PROBLEM => Output the data below exactly, without images.

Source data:
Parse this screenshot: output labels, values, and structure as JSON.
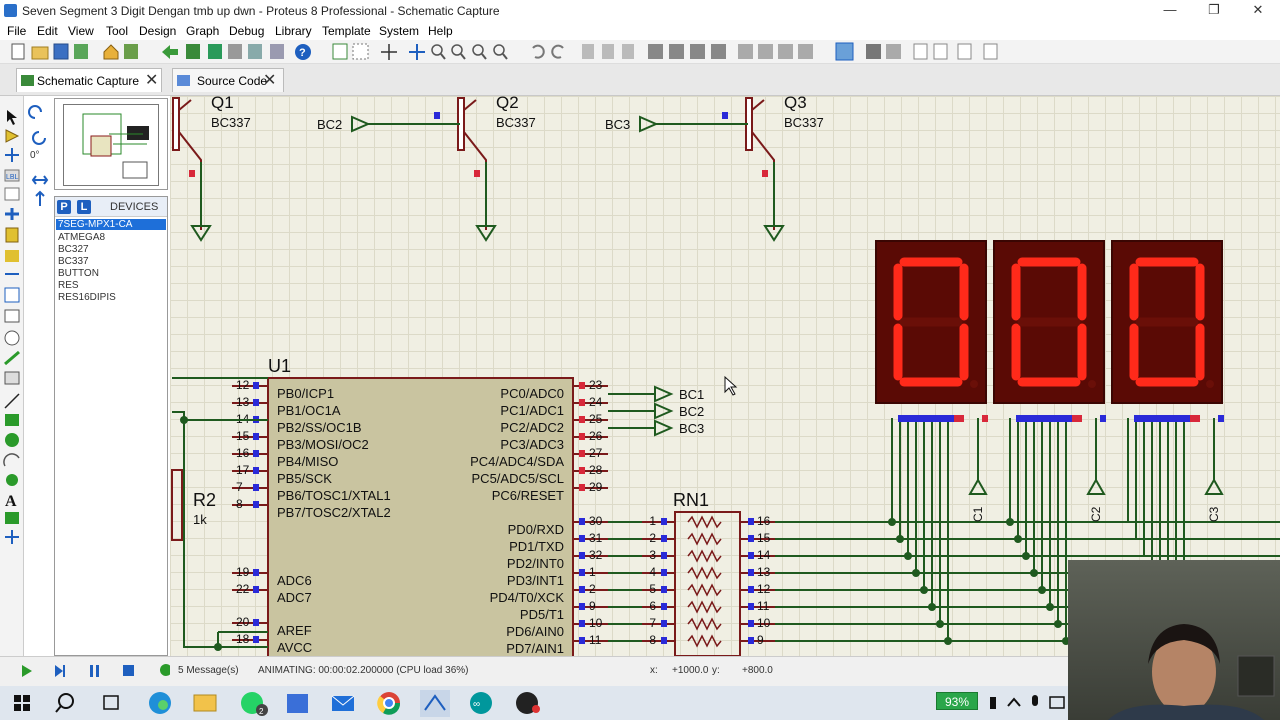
{
  "window": {
    "title": "Seven Segment 3 Digit Dengan tmb up dwn - Proteus 8 Professional - Schematic Capture",
    "minimize": "—",
    "restore": "❐",
    "close": "✕"
  },
  "menu": [
    "File",
    "Edit",
    "View",
    "Tool",
    "Design",
    "Graph",
    "Debug",
    "Library",
    "Template",
    "System",
    "Help"
  ],
  "tabs": [
    {
      "label": "Schematic Capture",
      "close": "✕"
    },
    {
      "label": "Source Code",
      "close": "✕"
    }
  ],
  "left_panel": {
    "rotation": "0°",
    "device_mode_p": "P",
    "device_mode_l": "L",
    "devices_title": "DEVICES",
    "devices": [
      "7SEG-MPX1-CA",
      "ATMEGA8",
      "BC327",
      "BC337",
      "BUTTON",
      "RES",
      "RES16DIPIS"
    ]
  },
  "schematic": {
    "transistors": [
      {
        "ref": "Q1",
        "value": "BC337",
        "input": ""
      },
      {
        "ref": "Q2",
        "value": "BC337",
        "input": "BC2"
      },
      {
        "ref": "Q3",
        "value": "BC337",
        "input": "BC3"
      }
    ],
    "mcu_ref": "U1",
    "mcu_left_pins": [
      {
        "num": "12",
        "name": "PB0/ICP1"
      },
      {
        "num": "13",
        "name": "PB1/OC1A"
      },
      {
        "num": "14",
        "name": "PB2/SS/OC1B"
      },
      {
        "num": "15",
        "name": "PB3/MOSI/OC2"
      },
      {
        "num": "16",
        "name": "PB4/MISO"
      },
      {
        "num": "17",
        "name": "PB5/SCK"
      },
      {
        "num": "7",
        "name": "PB6/TOSC1/XTAL1"
      },
      {
        "num": "8",
        "name": "PB7/TOSC2/XTAL2"
      },
      {
        "num": "19",
        "name": "ADC6"
      },
      {
        "num": "22",
        "name": "ADC7"
      },
      {
        "num": "20",
        "name": "AREF"
      },
      {
        "num": "18",
        "name": "AVCC"
      }
    ],
    "mcu_right_pins": [
      {
        "num": "23",
        "name": "PC0/ADC0"
      },
      {
        "num": "24",
        "name": "PC1/ADC1"
      },
      {
        "num": "25",
        "name": "PC2/ADC2"
      },
      {
        "num": "26",
        "name": "PC3/ADC3"
      },
      {
        "num": "27",
        "name": "PC4/ADC4/SDA"
      },
      {
        "num": "28",
        "name": "PC5/ADC5/SCL"
      },
      {
        "num": "29",
        "name": "PC6/RESET"
      },
      {
        "num": "30",
        "name": "PD0/RXD"
      },
      {
        "num": "31",
        "name": "PD1/TXD"
      },
      {
        "num": "32",
        "name": "PD2/INT0"
      },
      {
        "num": "1",
        "name": "PD3/INT1"
      },
      {
        "num": "2",
        "name": "PD4/T0/XCK"
      },
      {
        "num": "9",
        "name": "PD5/T1"
      },
      {
        "num": "10",
        "name": "PD6/AIN0"
      },
      {
        "num": "11",
        "name": "PD7/AIN1"
      }
    ],
    "bc_labels": [
      "BC1",
      "BC2",
      "BC3"
    ],
    "resistor": {
      "ref": "R2",
      "value": "1k"
    },
    "rn_ref": "RN1",
    "rn_left": [
      "1",
      "2",
      "3",
      "4",
      "5",
      "6",
      "7",
      "8"
    ],
    "rn_right": [
      "16",
      "15",
      "14",
      "13",
      "12",
      "11",
      "10",
      "9"
    ],
    "display_digits": [
      "0",
      "0",
      "0"
    ],
    "display_commons": [
      "C1",
      "C2",
      "C3"
    ],
    "segment_on_color": "#ff2a1a",
    "segment_off_color": "#6a0f08",
    "display_bg": "#5a0a05"
  },
  "status": {
    "messages": "5 Message(s)",
    "animating": "ANIMATING: 00:00:02.200000 (CPU load 36%)",
    "x_label": "x:",
    "x_value": "+1000.0",
    "y_label": "y:",
    "y_value": "+800.0"
  },
  "taskbar": {
    "battery": "93%"
  }
}
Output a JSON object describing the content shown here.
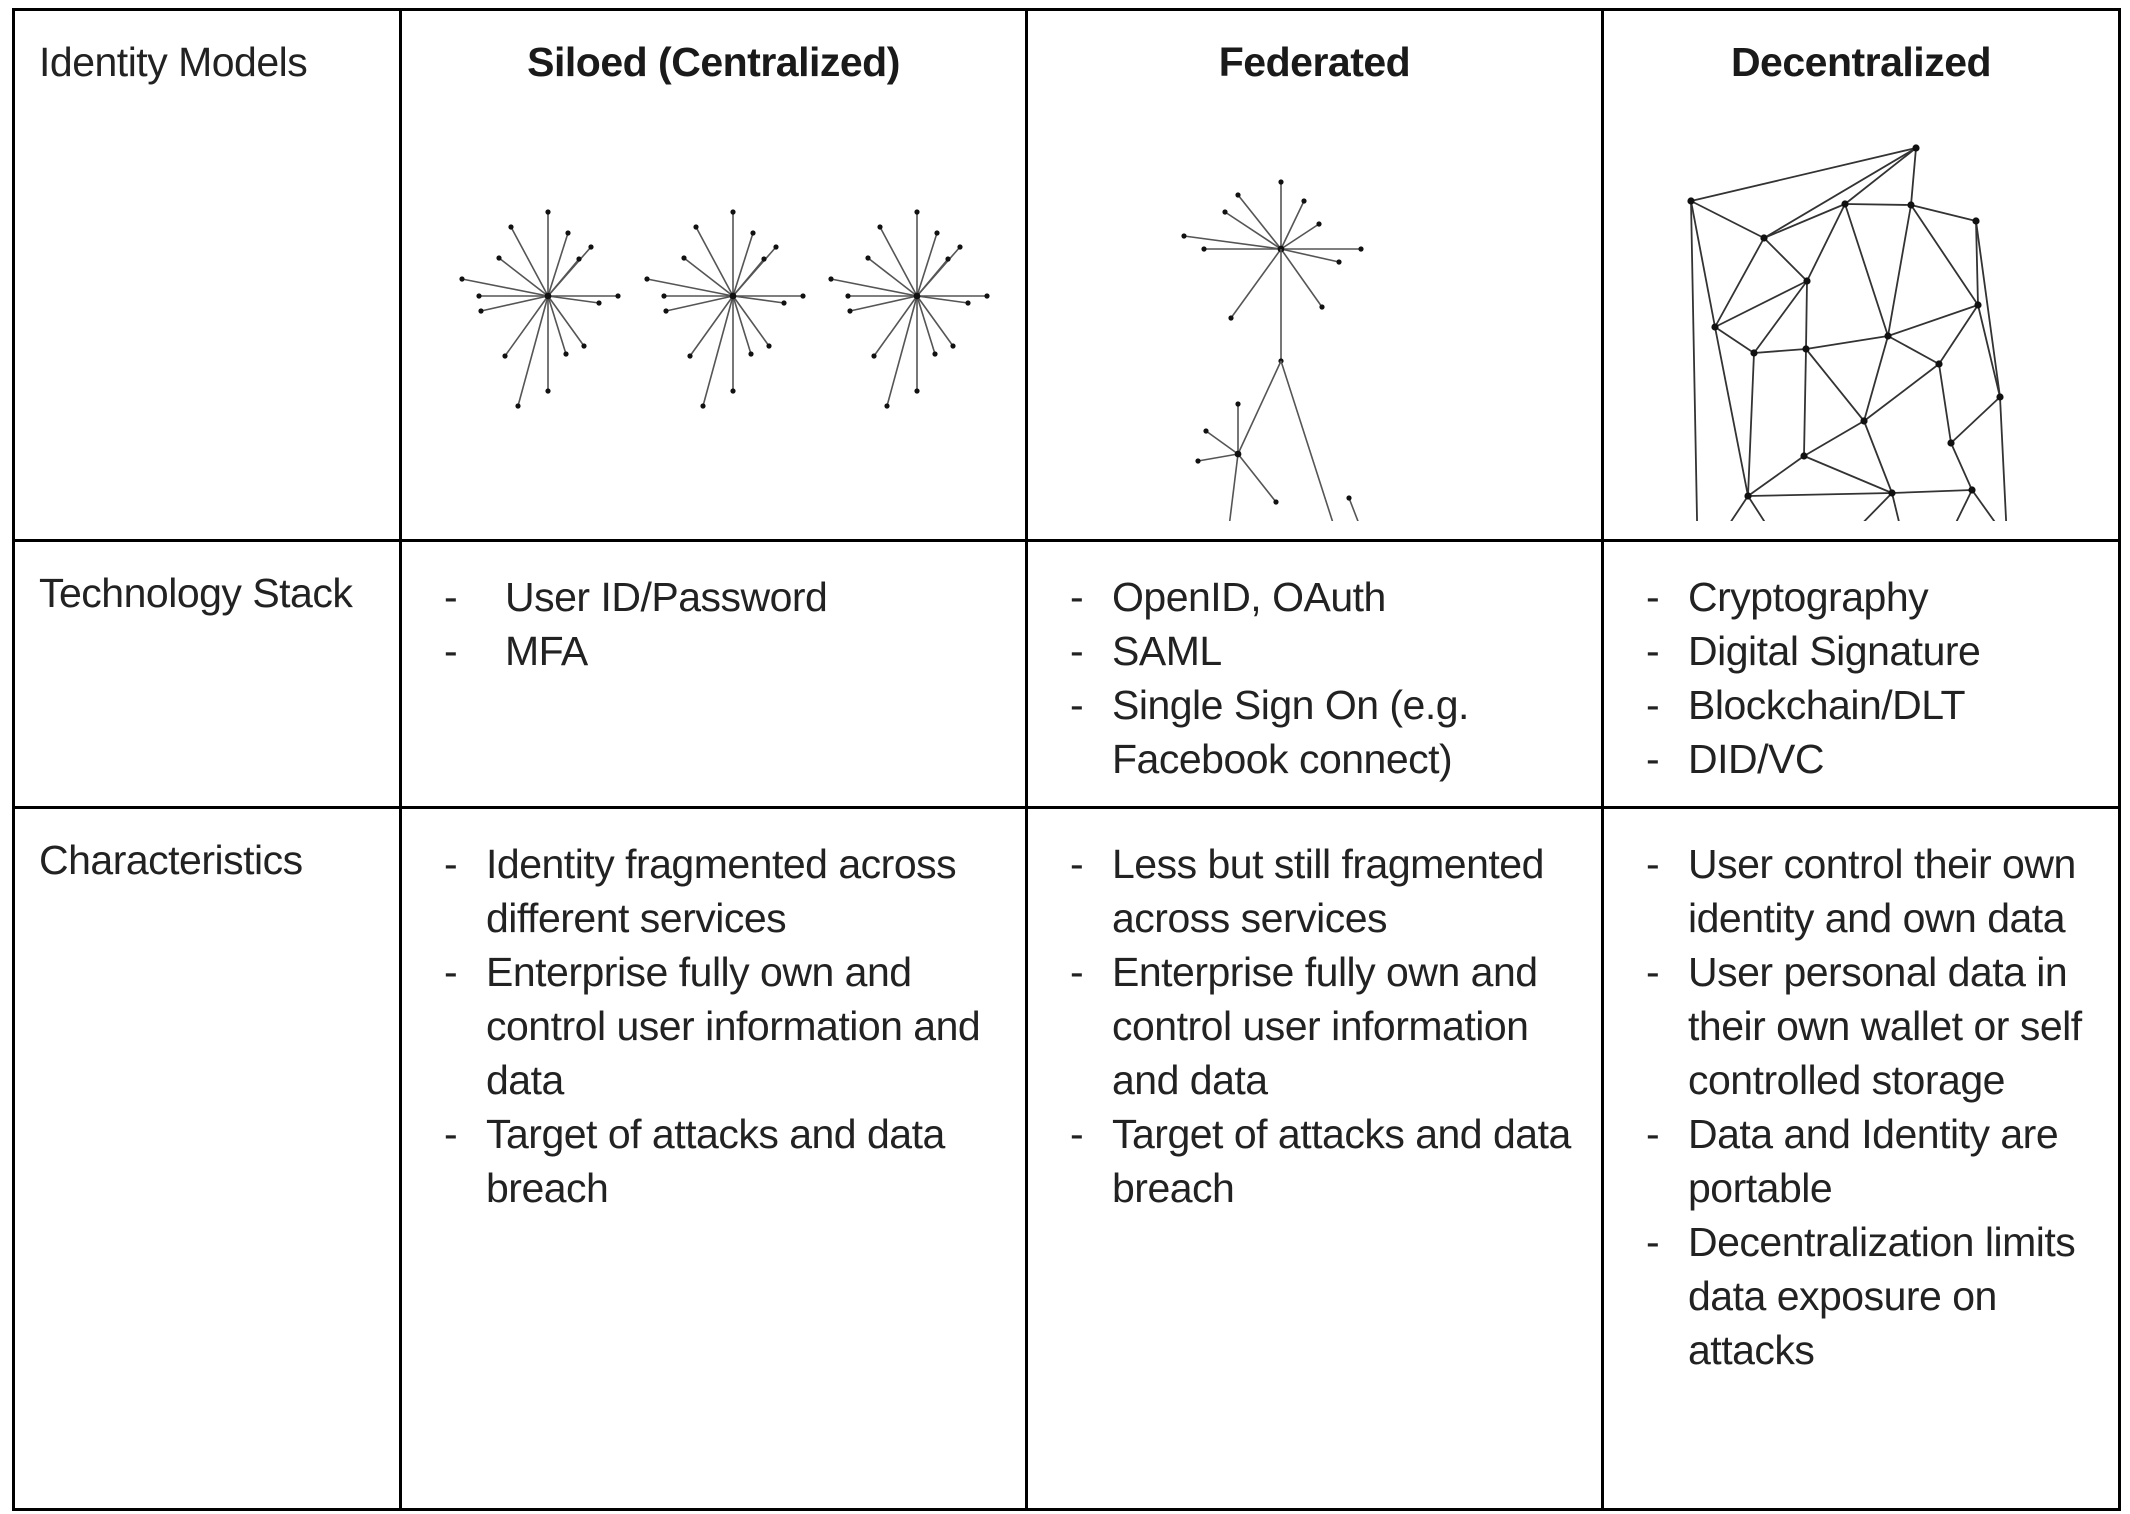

FINAL ANSWER =>
Parse this screenshot: output labels, values, and structure as JSON.
{
  "window": {
    "title": "Seven Segment 3 Digit Dengan tmb up dwn - Proteus 8 Professional - Schematic Capture",
    "minimize": "—",
    "restore": "❐",
    "close": "✕"
  },
  "menu": [
    "File",
    "Edit",
    "View",
    "Tool",
    "Design",
    "Graph",
    "Debug",
    "Library",
    "Template",
    "System",
    "Help"
  ],
  "tabs": [
    {
      "label": "Schematic Capture",
      "close": "✕"
    },
    {
      "label": "Source Code",
      "close": "✕"
    }
  ],
  "left_panel": {
    "rotation": "0°",
    "device_mode_p": "P",
    "device_mode_l": "L",
    "devices_title": "DEVICES",
    "devices": [
      "7SEG-MPX1-CA",
      "ATMEGA8",
      "BC327",
      "BC337",
      "BUTTON",
      "RES",
      "RES16DIPIS"
    ]
  },
  "schematic": {
    "transistors": [
      {
        "ref": "Q1",
        "value": "BC337",
        "input": ""
      },
      {
        "ref": "Q2",
        "value": "BC337",
        "input": "BC2"
      },
      {
        "ref": "Q3",
        "value": "BC337",
        "input": "BC3"
      }
    ],
    "mcu_ref": "U1",
    "mcu_left_pins": [
      {
        "num": "12",
        "name": "PB0/ICP1"
      },
      {
        "num": "13",
        "name": "PB1/OC1A"
      },
      {
        "num": "14",
        "name": "PB2/SS/OC1B"
      },
      {
        "num": "15",
        "name": "PB3/MOSI/OC2"
      },
      {
        "num": "16",
        "name": "PB4/MISO"
      },
      {
        "num": "17",
        "name": "PB5/SCK"
      },
      {
        "num": "7",
        "name": "PB6/TOSC1/XTAL1"
      },
      {
        "num": "8",
        "name": "PB7/TOSC2/XTAL2"
      },
      {
        "num": "19",
        "name": "ADC6"
      },
      {
        "num": "22",
        "name": "ADC7"
      },
      {
        "num": "20",
        "name": "AREF"
      },
      {
        "num": "18",
        "name": "AVCC"
      }
    ],
    "mcu_right_pins": [
      {
        "num": "23",
        "name": "PC0/ADC0"
      },
      {
        "num": "24",
        "name": "PC1/ADC1"
      },
      {
        "num": "25",
        "name": "PC2/ADC2"
      },
      {
        "num": "26",
        "name": "PC3/ADC3"
      },
      {
        "num": "27",
        "name": "PC4/ADC4/SDA"
      },
      {
        "num": "28",
        "name": "PC5/ADC5/SCL"
      },
      {
        "num": "29",
        "name": "PC6/RESET"
      },
      {
        "num": "30",
        "name": "PD0/RXD"
      },
      {
        "num": "31",
        "name": "PD1/TXD"
      },
      {
        "num": "32",
        "name": "PD2/INT0"
      },
      {
        "num": "1",
        "name": "PD3/INT1"
      },
      {
        "num": "2",
        "name": "PD4/T0/XCK"
      },
      {
        "num": "9",
        "name": "PD5/T1"
      },
      {
        "num": "10",
        "name": "PD6/AIN0"
      },
      {
        "num": "11",
        "name": "PD7/AIN1"
      }
    ],
    "bc_labels": [
      "BC1",
      "BC2",
      "BC3"
    ],
    "resistor": {
      "ref": "R2",
      "value": "1k"
    },
    "rn_ref": "RN1",
    "rn_left": [
      "1",
      "2",
      "3",
      "4",
      "5",
      "6",
      "7",
      "8"
    ],
    "rn_right": [
      "16",
      "15",
      "14",
      "13",
      "12",
      "11",
      "10",
      "9"
    ],
    "display_digits": [
      "0",
      "0",
      "0"
    ],
    "display_commons": [
      "C1",
      "C2",
      "C3"
    ],
    "segment_on_color": "#ff2a1a",
    "segment_off_color": "#6a0f08",
    "display_bg": "#5a0a05"
  },
  "status": {
    "messages": "5 Message(s)",
    "animating": "ANIMATING: 00:00:02.200000 (CPU load 36%)",
    "x_label": "x:",
    "x_value": "+1000.0",
    "y_label": "y:",
    "y_value": "+800.0"
  },
  "taskbar": {
    "battery": "93%"
  }
}
Output a JSON object describing the content shown here.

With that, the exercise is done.